Personal loan interest rates can vary widely but typically range from around 5% to 36%. The exact rate you receive depends on factors like your credit score, loan amount, and the lender's policies. Borrowers with excellent credit may secure rates at the lower end of this range, while those with lower credit scores might face higher rates.
- Can I get a personal loan with bad credit?
Yes, it is possible to get a personal loan with bad credit, but it may come with higher interest rates. Some lenders specialize in bad credit loans, but it is essential to be cautious and compare offers, as the terms can be less favorable. Consider improving your credit score before applying to access better rates.
- How does loan term impact interest rates?
The loan term, or the length of time you take to repay the loan, can influence interest rates. Shorter terms often come with lower interest rates, while longer terms may have higher rates. Choosing the right term depends on your budget and financial goals.
- What is the difference between fixed and variable interest rates?
Personal loans may offer either fixed or variable interest rates. Fixed rates remain constant throughout the loan term, providing predictable payments. Variable rates can change over time, often in response to market conditions. Fixed rates are generally more stable, while variable rates can fluctuate.
- Are there prepayment penalties for personal loans?

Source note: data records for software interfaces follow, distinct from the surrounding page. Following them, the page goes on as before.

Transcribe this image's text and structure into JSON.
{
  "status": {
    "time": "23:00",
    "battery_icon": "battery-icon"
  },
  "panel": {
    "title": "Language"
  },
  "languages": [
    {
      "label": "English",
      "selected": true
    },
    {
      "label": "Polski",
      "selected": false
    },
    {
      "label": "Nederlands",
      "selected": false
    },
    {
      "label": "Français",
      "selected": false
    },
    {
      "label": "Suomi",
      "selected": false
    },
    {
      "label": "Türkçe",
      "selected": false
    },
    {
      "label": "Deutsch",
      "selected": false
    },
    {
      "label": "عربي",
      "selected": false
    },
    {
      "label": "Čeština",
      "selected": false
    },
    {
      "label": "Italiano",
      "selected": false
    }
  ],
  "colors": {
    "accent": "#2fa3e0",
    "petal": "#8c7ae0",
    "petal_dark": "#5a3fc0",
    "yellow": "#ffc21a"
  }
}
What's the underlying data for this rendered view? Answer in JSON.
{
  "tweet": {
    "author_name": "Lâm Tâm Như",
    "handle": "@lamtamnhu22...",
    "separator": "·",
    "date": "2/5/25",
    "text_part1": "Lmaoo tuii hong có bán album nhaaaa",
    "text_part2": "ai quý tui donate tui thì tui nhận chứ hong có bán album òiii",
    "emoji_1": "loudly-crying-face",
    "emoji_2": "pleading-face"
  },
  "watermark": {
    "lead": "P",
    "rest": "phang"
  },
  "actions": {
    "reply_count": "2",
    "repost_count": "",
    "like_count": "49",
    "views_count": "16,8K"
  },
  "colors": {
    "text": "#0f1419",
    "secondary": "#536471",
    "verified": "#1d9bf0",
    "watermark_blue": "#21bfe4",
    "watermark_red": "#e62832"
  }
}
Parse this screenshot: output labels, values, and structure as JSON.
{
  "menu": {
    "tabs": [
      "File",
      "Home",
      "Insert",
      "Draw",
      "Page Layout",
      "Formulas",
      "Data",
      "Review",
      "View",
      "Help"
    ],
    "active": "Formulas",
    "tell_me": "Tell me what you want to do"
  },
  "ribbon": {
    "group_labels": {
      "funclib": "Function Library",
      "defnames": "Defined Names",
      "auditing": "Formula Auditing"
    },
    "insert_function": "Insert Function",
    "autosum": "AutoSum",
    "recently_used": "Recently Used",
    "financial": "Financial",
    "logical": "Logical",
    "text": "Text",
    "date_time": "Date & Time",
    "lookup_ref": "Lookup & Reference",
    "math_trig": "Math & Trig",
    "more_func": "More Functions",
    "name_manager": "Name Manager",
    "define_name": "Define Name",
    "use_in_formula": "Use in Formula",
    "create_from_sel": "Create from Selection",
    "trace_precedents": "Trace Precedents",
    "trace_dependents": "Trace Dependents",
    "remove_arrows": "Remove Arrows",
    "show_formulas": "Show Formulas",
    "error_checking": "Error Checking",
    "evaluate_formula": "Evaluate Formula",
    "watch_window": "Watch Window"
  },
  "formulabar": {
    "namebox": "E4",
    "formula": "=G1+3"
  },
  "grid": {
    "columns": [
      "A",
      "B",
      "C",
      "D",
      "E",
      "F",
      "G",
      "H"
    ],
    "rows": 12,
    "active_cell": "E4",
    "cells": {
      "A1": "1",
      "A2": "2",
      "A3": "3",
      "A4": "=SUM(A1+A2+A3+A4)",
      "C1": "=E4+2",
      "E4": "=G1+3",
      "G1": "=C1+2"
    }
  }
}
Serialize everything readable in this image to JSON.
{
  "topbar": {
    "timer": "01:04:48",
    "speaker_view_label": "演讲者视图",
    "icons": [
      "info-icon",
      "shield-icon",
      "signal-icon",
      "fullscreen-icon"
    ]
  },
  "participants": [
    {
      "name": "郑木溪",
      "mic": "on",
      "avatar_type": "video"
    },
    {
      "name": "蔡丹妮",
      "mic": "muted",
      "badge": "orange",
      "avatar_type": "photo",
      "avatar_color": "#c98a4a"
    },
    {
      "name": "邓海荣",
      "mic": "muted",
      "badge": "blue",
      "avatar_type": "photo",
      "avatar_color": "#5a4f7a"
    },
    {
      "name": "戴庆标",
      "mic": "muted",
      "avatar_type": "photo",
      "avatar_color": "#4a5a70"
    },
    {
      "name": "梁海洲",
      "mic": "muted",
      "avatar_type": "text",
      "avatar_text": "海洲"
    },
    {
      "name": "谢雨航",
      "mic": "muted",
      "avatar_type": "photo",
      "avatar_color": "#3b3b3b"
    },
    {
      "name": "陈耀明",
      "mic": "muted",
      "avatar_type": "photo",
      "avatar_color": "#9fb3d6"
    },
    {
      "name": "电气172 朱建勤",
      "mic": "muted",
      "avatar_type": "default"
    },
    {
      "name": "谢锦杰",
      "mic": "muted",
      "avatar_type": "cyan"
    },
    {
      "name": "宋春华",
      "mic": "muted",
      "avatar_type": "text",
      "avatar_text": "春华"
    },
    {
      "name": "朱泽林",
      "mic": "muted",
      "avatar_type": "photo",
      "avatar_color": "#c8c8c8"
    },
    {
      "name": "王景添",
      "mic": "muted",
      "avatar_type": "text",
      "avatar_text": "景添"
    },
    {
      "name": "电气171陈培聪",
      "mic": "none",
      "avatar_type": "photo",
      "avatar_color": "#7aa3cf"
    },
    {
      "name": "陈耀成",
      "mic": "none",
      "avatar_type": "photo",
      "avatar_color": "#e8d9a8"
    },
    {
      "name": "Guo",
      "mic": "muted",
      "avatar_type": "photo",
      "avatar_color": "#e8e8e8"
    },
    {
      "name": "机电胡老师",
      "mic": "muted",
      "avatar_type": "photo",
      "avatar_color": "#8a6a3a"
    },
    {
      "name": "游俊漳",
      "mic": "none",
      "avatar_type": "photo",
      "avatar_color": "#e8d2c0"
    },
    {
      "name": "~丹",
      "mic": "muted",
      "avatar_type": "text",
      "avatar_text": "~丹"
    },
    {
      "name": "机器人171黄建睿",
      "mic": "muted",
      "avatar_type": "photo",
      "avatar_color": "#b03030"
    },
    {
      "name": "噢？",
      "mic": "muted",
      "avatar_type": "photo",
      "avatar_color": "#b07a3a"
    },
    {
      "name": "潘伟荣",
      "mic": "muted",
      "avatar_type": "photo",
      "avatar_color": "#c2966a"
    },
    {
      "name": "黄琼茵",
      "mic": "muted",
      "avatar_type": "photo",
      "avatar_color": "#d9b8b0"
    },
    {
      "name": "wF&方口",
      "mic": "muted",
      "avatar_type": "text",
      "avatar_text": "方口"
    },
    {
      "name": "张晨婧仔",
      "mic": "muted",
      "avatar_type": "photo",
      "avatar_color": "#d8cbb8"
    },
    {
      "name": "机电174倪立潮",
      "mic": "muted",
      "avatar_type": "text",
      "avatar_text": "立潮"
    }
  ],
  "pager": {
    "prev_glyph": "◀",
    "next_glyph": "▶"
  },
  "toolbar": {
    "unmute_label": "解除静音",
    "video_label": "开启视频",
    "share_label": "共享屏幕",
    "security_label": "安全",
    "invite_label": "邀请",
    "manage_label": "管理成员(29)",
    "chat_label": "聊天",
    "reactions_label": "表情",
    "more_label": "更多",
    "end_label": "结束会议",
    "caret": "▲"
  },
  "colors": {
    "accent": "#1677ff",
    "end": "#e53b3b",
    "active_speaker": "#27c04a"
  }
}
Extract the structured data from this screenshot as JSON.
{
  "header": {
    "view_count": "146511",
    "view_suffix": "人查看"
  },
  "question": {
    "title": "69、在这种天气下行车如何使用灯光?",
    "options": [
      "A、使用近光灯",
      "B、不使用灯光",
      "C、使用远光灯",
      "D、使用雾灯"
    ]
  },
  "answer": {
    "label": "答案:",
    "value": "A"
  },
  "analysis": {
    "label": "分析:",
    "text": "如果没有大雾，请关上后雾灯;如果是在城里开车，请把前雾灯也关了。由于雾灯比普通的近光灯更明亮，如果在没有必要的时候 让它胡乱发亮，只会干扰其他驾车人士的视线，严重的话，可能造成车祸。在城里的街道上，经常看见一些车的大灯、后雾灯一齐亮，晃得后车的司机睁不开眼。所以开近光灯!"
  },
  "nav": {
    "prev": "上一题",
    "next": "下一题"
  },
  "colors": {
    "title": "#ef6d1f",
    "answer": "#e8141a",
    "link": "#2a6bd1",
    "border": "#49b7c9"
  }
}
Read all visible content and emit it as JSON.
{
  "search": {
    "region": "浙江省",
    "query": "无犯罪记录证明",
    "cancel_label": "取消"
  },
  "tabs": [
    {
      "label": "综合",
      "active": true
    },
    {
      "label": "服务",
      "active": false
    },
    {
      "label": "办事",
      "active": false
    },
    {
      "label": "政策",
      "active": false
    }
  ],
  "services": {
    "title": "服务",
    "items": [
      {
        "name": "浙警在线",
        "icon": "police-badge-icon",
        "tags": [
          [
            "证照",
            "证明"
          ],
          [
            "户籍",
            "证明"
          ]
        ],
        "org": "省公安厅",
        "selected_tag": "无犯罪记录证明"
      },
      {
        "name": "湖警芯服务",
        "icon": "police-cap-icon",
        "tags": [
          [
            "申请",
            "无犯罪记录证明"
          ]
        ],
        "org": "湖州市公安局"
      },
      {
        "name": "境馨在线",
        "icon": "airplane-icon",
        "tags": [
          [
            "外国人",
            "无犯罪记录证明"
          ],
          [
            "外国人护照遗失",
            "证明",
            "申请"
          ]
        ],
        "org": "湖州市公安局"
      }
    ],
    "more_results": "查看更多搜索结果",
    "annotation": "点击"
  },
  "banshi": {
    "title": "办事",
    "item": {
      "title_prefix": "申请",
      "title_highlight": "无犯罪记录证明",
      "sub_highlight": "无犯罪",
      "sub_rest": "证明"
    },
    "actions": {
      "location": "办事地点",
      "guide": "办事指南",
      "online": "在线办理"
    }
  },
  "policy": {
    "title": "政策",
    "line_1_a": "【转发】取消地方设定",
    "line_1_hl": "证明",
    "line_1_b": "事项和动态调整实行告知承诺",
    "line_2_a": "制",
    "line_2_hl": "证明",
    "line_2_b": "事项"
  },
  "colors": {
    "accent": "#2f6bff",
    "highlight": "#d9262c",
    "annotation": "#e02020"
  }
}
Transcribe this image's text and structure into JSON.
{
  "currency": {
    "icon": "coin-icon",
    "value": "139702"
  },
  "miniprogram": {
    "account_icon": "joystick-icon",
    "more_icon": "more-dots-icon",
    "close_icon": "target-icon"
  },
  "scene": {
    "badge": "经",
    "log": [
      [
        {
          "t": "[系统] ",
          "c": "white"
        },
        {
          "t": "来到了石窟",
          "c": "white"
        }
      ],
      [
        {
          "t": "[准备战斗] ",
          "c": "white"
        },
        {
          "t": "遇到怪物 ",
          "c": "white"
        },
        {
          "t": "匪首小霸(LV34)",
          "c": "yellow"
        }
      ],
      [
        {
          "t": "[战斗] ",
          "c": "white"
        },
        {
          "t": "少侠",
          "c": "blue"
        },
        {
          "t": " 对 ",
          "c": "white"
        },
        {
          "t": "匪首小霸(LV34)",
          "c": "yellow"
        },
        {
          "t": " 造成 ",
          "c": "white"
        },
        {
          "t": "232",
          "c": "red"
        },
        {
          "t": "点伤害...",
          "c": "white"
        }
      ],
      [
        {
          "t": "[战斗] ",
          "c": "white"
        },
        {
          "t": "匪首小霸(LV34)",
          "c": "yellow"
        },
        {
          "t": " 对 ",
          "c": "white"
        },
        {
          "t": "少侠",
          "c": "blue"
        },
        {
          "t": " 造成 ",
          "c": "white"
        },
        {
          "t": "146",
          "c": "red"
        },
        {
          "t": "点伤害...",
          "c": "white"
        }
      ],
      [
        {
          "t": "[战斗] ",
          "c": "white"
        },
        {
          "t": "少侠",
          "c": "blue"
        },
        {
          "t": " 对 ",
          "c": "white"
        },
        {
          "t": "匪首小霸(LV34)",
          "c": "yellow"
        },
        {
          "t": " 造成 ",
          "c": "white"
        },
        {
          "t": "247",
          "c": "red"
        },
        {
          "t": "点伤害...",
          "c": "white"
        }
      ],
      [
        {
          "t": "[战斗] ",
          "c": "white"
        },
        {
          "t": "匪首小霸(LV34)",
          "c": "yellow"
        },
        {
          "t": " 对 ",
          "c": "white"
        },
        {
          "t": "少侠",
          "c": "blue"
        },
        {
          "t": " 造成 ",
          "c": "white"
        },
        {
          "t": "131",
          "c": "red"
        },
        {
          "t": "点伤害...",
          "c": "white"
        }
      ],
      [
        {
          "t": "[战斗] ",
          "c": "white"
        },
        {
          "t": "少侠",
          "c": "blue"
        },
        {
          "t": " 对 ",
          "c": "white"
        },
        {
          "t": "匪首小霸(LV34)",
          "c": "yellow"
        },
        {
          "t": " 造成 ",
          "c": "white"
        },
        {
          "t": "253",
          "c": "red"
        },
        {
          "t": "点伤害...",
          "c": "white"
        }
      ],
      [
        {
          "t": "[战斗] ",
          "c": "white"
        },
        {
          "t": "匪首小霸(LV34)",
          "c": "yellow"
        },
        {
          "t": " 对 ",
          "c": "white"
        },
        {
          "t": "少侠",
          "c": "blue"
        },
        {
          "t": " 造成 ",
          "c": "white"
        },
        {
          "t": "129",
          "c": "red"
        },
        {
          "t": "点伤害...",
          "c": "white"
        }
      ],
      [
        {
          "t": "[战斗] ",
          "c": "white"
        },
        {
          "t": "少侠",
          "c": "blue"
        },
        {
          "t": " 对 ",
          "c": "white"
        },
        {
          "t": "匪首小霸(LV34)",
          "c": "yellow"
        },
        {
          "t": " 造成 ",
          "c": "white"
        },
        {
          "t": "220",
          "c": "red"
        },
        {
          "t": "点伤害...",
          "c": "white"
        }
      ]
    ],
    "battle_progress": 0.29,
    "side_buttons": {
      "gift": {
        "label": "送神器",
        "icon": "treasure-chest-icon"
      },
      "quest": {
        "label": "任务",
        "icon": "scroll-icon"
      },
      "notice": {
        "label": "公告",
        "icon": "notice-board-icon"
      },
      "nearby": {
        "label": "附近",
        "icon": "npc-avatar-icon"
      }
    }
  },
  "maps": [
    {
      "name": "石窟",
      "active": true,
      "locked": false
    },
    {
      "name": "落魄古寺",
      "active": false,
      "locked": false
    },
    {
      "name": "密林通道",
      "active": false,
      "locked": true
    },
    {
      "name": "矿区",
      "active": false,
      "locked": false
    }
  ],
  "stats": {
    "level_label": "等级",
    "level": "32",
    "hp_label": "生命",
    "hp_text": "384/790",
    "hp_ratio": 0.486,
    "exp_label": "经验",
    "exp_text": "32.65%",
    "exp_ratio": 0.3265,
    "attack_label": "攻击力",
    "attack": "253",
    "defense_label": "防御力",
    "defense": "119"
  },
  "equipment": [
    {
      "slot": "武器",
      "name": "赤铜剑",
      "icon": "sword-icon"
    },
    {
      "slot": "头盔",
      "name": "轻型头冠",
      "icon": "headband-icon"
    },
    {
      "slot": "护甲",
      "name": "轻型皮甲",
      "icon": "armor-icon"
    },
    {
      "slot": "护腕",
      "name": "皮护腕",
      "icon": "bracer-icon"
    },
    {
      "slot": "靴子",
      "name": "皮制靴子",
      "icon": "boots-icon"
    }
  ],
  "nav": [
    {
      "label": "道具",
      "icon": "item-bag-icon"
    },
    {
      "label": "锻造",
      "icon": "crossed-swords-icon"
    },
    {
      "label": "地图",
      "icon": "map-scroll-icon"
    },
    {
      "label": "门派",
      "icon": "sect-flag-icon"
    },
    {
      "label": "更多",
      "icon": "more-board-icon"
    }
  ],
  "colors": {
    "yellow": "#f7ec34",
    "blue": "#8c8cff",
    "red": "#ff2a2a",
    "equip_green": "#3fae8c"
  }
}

Some lenders impose prepayment penalties if you repay your personal loan before the agreed-upon term. These penalties are designed to compensate the lender for interest income they would have received. When considering a personal loan, check the terms and ask if there are any prepayment penalties to avoid unexpected fees if you decide to pay off the loan early.